« Reply #104 on: March 26, 2020, 02:25:06 pm »
I think it must be obvious by now that God is the metaphysical and physical determinant. God literally defines what is possible and impossible within the Christian paradigm.


Thus why to ask "what makes God possible and/or actual" is to miss the mark on the entire metaphysical picture presented. That's why Hume found problems with naturalism and advocated "brute facts", because in naturalism you cannot have a determinant of metaphysics and physics. Nothing makes physics to be the way they are: they just are the way they are: brute facts, that is.


Hume even critiqued other naturalists for being inconsistent: for they denied metaphysics, but were constantly using metaphysical language and explanations. But if you deny metaphysics: for naturalism/materialism claim there's nothing beyond physics, then you cannot use metaphysics. You literally have no determinant of possible and impossible and no final explanation.

"Things pull up and/or down, due to the law of gravity". Good, but why is there a law of gravity(=a regulation that imposes particular order and patterns of relations)? For the law could have been in some other way, or not exist to begin with. So? Well, that's the way it is, man.


For if you had to answer beyond "the law of gravity(which in and of itself is a metaphiscal notion... but let's grant it that it exists materially somehow: the law, that is)", then you'd have to get into the realm of the immaterial and spiritual and metaphysical.
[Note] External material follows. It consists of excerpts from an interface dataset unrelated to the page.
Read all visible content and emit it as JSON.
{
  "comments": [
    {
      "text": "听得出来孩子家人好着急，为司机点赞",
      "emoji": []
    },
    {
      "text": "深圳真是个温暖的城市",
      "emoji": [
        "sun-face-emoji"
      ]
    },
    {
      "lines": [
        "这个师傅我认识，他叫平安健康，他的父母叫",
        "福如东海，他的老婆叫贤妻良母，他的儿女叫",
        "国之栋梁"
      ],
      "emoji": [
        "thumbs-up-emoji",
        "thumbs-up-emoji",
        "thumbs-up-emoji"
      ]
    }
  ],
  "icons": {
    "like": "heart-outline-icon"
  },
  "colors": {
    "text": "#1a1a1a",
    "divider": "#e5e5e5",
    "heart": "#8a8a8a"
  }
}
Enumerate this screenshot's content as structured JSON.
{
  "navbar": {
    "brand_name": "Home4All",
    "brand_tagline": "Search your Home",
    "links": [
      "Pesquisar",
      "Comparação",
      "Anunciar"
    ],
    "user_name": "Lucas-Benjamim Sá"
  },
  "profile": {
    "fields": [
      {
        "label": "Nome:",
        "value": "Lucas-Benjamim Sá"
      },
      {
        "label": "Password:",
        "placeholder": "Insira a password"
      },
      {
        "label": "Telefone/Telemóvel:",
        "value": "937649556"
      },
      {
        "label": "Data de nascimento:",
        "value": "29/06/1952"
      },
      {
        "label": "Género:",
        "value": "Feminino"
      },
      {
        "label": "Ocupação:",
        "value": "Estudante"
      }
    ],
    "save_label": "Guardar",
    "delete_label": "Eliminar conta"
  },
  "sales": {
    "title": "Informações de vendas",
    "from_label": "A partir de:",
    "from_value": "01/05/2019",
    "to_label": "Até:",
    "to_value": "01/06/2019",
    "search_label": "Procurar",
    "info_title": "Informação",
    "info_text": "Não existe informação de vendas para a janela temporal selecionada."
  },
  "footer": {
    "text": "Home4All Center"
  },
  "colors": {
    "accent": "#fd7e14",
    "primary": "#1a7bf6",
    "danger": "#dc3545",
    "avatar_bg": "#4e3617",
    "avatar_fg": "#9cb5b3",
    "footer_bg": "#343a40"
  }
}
So, when I see a skeptic asking "why God?!?!" as in the case of Fred, or Tom here toward Patter, then you really haven't gotten the gist of what God really is supposed to be. The One, who decides. The One, who defines. The Law Himself, Who isn't under any laws. God is the ultimate metaphysical explanation for why we find ourselves in the reality we experience and observe: the contingency, the order, the existence of person and mind, the motion, the design, the morality and so on.
"And even if you crush my body and drain it 'til the last drop - you can never touch my spirit, you can never touch my soul. No matter how bleak or how hopeless, no matter how hard or how far - you can never break my conation. Tear the will apart from desire." Insomnium - Weather the storm